The Institute for Supply Management’s factory index slipped to 47.8 in September, the lowest since June 2009, according to data Tuesday. The figure missed all estimates in a Bloomberg survey that had called for an increase from August’s 49.1.
Treasury yields plummeted and U.S. stocks swung to losses on the report. The group’s production gauge slipped to a 10-year low while the employment measure also dropped to the lowest since January 2016. That’s a worrying sign before a jobs report Friday that’s forecast to show private payroll growth remains subdued.
The second straight reading below 50, the line separating expansion and contraction, extends the drop from a 14-year high just over a year earlier and may add to calls for the Federal Reserve to cut interest rates further. Slowing global growth has damped demand for manufactured goods at home and abroad while trade policy uncertainty has disturbed supply chains and put hiring plans on hold.

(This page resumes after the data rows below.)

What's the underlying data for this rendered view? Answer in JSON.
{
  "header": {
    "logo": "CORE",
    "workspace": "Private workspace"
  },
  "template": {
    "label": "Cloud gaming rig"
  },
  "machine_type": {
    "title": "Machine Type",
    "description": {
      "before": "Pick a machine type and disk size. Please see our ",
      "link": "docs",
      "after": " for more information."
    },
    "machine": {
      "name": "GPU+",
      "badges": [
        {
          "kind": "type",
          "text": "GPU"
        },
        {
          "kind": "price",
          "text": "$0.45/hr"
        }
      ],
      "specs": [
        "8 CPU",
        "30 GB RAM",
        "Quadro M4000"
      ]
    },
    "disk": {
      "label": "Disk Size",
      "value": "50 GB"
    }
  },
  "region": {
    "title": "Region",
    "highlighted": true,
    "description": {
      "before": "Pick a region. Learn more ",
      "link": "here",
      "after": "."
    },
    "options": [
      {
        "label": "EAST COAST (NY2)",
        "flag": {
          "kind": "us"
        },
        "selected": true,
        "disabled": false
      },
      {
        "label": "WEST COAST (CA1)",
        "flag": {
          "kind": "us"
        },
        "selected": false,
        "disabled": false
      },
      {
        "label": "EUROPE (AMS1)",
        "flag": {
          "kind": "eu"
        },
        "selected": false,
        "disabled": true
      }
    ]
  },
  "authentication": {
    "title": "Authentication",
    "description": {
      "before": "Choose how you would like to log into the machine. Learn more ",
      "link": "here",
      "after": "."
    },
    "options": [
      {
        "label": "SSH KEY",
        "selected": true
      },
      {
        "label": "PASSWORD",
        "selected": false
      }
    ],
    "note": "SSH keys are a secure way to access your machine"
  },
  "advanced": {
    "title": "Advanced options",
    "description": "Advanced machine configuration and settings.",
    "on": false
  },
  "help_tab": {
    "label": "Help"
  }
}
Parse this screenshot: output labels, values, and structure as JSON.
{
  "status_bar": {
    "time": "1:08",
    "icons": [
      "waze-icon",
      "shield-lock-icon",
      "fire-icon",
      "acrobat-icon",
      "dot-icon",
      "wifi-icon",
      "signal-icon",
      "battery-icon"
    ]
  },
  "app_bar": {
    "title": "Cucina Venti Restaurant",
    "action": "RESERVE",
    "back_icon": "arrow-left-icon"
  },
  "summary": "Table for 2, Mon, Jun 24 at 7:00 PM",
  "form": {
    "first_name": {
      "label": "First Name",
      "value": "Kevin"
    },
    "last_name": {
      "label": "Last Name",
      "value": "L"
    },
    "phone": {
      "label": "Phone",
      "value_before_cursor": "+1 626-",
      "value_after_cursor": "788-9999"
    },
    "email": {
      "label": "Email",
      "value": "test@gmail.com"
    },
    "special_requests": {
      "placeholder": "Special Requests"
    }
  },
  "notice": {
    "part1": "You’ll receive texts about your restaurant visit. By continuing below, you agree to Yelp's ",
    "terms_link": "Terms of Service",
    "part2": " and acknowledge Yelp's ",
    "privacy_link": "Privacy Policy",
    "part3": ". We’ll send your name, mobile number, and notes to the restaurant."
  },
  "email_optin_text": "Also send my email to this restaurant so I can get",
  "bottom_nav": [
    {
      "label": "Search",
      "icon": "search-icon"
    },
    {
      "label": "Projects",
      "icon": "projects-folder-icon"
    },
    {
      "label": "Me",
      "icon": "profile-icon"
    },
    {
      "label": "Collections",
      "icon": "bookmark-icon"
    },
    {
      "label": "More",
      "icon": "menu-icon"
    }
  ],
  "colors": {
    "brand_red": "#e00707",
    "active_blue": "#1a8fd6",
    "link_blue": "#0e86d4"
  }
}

With the fortunes of flashy young companies such as We Co. and Peloton stealing headlines, it may be easy to forget about the worsening economic condition of flyover country, USA. That would be a mistake.
Regional economic indicators suggest that the financial health of the Midwest is waning, as trade tariffs start to take their toll on sectors from farming to manufacturing. The implications for the U.S. economy at large are significant.